## WHAT IS REQUIRED
A word-for-word copy of the data is what's wanted, with no pictures.

## DATA

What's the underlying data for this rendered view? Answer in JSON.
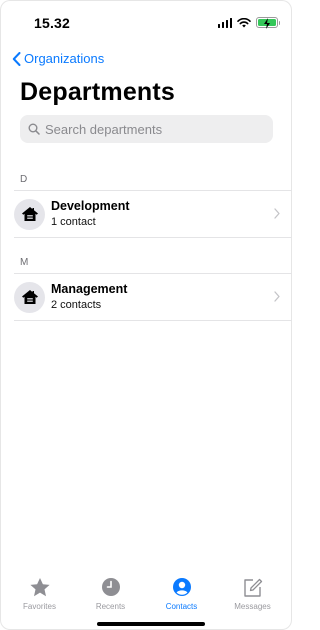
{
  "status": {
    "time": "15.32"
  },
  "nav": {
    "back_label": "Organizations",
    "title": "Departments"
  },
  "search": {
    "placeholder": "Search departments",
    "value": ""
  },
  "sections": [
    {
      "letter": "D",
      "rows": [
        {
          "title": "Development",
          "subtitle": "1 contact"
        }
      ]
    },
    {
      "letter": "M",
      "rows": [
        {
          "title": "Management",
          "subtitle": "2 contacts"
        }
      ]
    }
  ],
  "tabs": [
    {
      "label": "Favorites",
      "icon": "star-icon",
      "active": false
    },
    {
      "label": "Recents",
      "icon": "clock-icon",
      "active": false
    },
    {
      "label": "Contacts",
      "icon": "person-circle-icon",
      "active": true
    },
    {
      "label": "Messages",
      "icon": "compose-icon",
      "active": false
    }
  ],
  "colors": {
    "accent": "#0a7aff",
    "battery": "#34c759",
    "avatar_bg": "#e5e5ea",
    "search_bg": "#eeeeef"
  }
}
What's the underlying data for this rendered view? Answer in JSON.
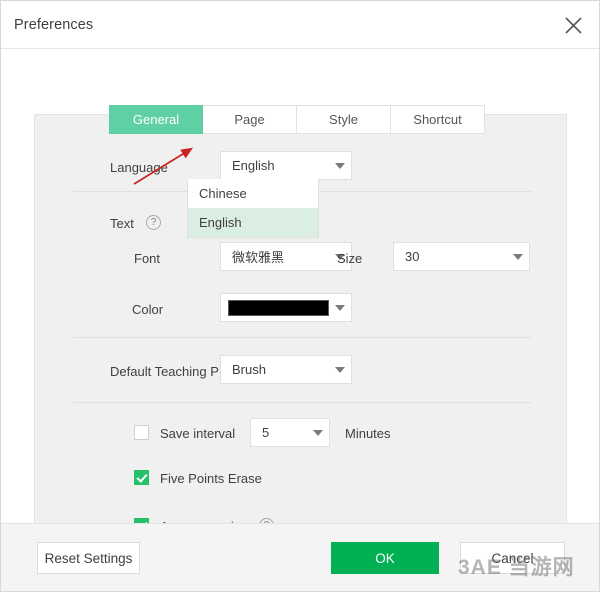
{
  "window": {
    "title": "Preferences",
    "close_icon": "close-icon"
  },
  "tabs": [
    {
      "label": "General",
      "active": true
    },
    {
      "label": "Page",
      "active": false
    },
    {
      "label": "Style",
      "active": false
    },
    {
      "label": "Shortcut",
      "active": false
    }
  ],
  "form": {
    "language": {
      "label": "Language",
      "value": "English",
      "expanded": true,
      "options": [
        {
          "label": "Chinese",
          "selected": false
        },
        {
          "label": "English",
          "selected": true
        }
      ]
    },
    "text_section": {
      "label": "Text",
      "help_icon": "question-mark-icon",
      "help_glyph": "?"
    },
    "font": {
      "label": "Font",
      "value": "微软雅黑"
    },
    "size": {
      "label": "Size",
      "value": "30"
    },
    "color": {
      "label": "Color",
      "value": "#000000"
    },
    "default_teaching": {
      "label": "Default Teaching P",
      "value": "Brush"
    },
    "save_interval": {
      "label": "Save interval",
      "checked": false,
      "value": "5",
      "unit": "Minutes"
    },
    "five_points_erase": {
      "label": "Five Points Erase",
      "checked": true
    },
    "area_recognize": {
      "label": "Area recognize",
      "checked": true,
      "help_icon": "question-mark-icon",
      "help_glyph": "?"
    }
  },
  "footer": {
    "reset_label": "Reset Settings",
    "ok_label": "OK",
    "cancel_label": "Cancel"
  },
  "watermark": {
    "text": "3AE 当游网"
  },
  "colors": {
    "tab_active": "#5fcfa4",
    "ok_button": "#00b053",
    "checkbox_checked": "#25c16a",
    "option_selected": "#daeee4",
    "annotation_arrow": "#cc2222"
  }
}
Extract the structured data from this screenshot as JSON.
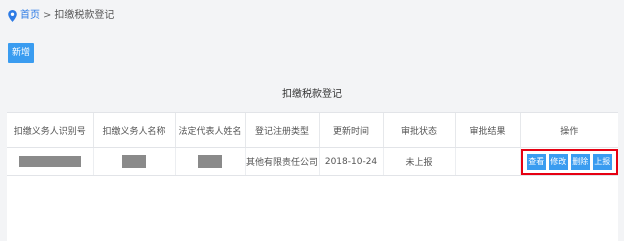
{
  "breadcrumb": {
    "icon": "location-pin-icon",
    "home": "首页",
    "separator": ">",
    "current": "扣缴税款登记"
  },
  "toolbar": {
    "new_label": "新增"
  },
  "page_title": "扣缴税款登记",
  "table": {
    "headers": [
      "扣缴义务人识别号",
      "扣缴义务人名称",
      "法定代表人姓名",
      "登记注册类型",
      "更新时间",
      "审批状态",
      "审批结果",
      "操作"
    ],
    "rows": [
      {
        "registration_type": "其他有限责任公司",
        "update_time": "2018-10-24",
        "approval_status": "未上报",
        "approval_result": "",
        "actions": [
          "查看",
          "修改",
          "删除",
          "上报"
        ]
      }
    ]
  },
  "colors": {
    "accent": "#3a9cf0",
    "link": "#2d7be5",
    "highlight": "#e60012",
    "background": "#f3f4f6"
  }
}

## WRITTEN ANSWER
What's the underlying data for this rendered view? Answer in JSON.
{
  "status": {
    "time": "15.32"
  },
  "nav": {
    "back_label": "Organizations",
    "title": "Departments"
  },
  "search": {
    "placeholder": "Search departments",
    "value": ""
  },
  "sections": [
    {
      "letter": "D",
      "rows": [
        {
          "title": "Development",
          "subtitle": "1 contact"
        }
      ]
    },
    {
      "letter": "M",
      "rows": [
        {
          "title": "Management",
          "subtitle": "2 contacts"
        }
      ]
    }
  ],
  "tabs": [
    {
      "label": "Favorites",
      "icon": "star-icon",
      "active": false
    },
    {
      "label": "Recents",
      "icon": "clock-icon",
      "active": false
    },
    {
      "label": "Contacts",
      "icon": "person-circle-icon",
      "active": true
    },
    {
      "label": "Messages",
      "icon": "compose-icon",
      "active": false
    }
  ],
  "colors": {
    "accent": "#0a7aff",
    "battery": "#34c759",
    "avatar_bg": "#e5e5ea",
    "search_bg": "#eeeeef"
  }
}
What's the underlying data for this rendered view? Answer in JSON.
{
  "window": {
    "title": "Preferences",
    "close_icon": "close-icon"
  },
  "tabs": [
    {
      "label": "General",
      "active": true
    },
    {
      "label": "Page",
      "active": false
    },
    {
      "label": "Style",
      "active": false
    },
    {
      "label": "Shortcut",
      "active": false
    }
  ],
  "form": {
    "language": {
      "label": "Language",
      "value": "English",
      "expanded": true,
      "options": [
        {
          "label": "Chinese",
          "selected": false
        },
        {
          "label": "English",
          "selected": true
        }
      ]
    },
    "text_section": {
      "label": "Text",
      "help_icon": "question-mark-icon",
      "help_glyph": "?"
    },
    "font": {
      "label": "Font",
      "value": "微软雅黑"
    },
    "size": {
      "label": "Size",
      "value": "30"
    },
    "color": {
      "label": "Color",
      "value": "#000000"
    },
    "default_teaching": {
      "label": "Default Teaching P",
      "value": "Brush"
    },
    "save_interval": {
      "label": "Save interval",
      "checked": false,
      "value": "5",
      "unit": "Minutes"
    },
    "five_points_erase": {
      "label": "Five Points Erase",
      "checked": true
    },
    "area_recognize": {
      "label": "Area recognize",
      "checked": true,
      "help_icon": "question-mark-icon",
      "help_glyph": "?"
    }
  },
  "footer": {
    "reset_label": "Reset Settings",
    "ok_label": "OK",
    "cancel_label": "Cancel"
  },
  "watermark": {
    "text": "3AE 当游网"
  },
  "colors": {
    "tab_active": "#5fcfa4",
    "ok_button": "#00b053",
    "checkbox_checked": "#25c16a",
    "option_selected": "#daeee4",
    "annotation_arrow": "#cc2222"
  }
}
Extract the structured data from this screenshot as JSON.
{
  "breadcrumb": {
    "icon": "location-pin-icon",
    "home": "首页",
    "separator": ">",
    "current": "扣缴税款登记"
  },
  "toolbar": {
    "new_label": "新增"
  },
  "page_title": "扣缴税款登记",
  "table": {
    "headers": [
      "扣缴义务人识别号",
      "扣缴义务人名称",
      "法定代表人姓名",
      "登记注册类型",
      "更新时间",
      "审批状态",
      "审批结果",
      "操作"
    ],
    "rows": [
      {
        "registration_type": "其他有限责任公司",
        "update_time": "2018-10-24",
        "approval_status": "未上报",
        "approval_result": "",
        "actions": [
          "查看",
          "修改",
          "删除",
          "上报"
        ]
      }
    ]
  },
  "colors": {
    "accent": "#3a9cf0",
    "link": "#2d7be5",
    "highlight": "#e60012",
    "background": "#f3f4f6"
  }
}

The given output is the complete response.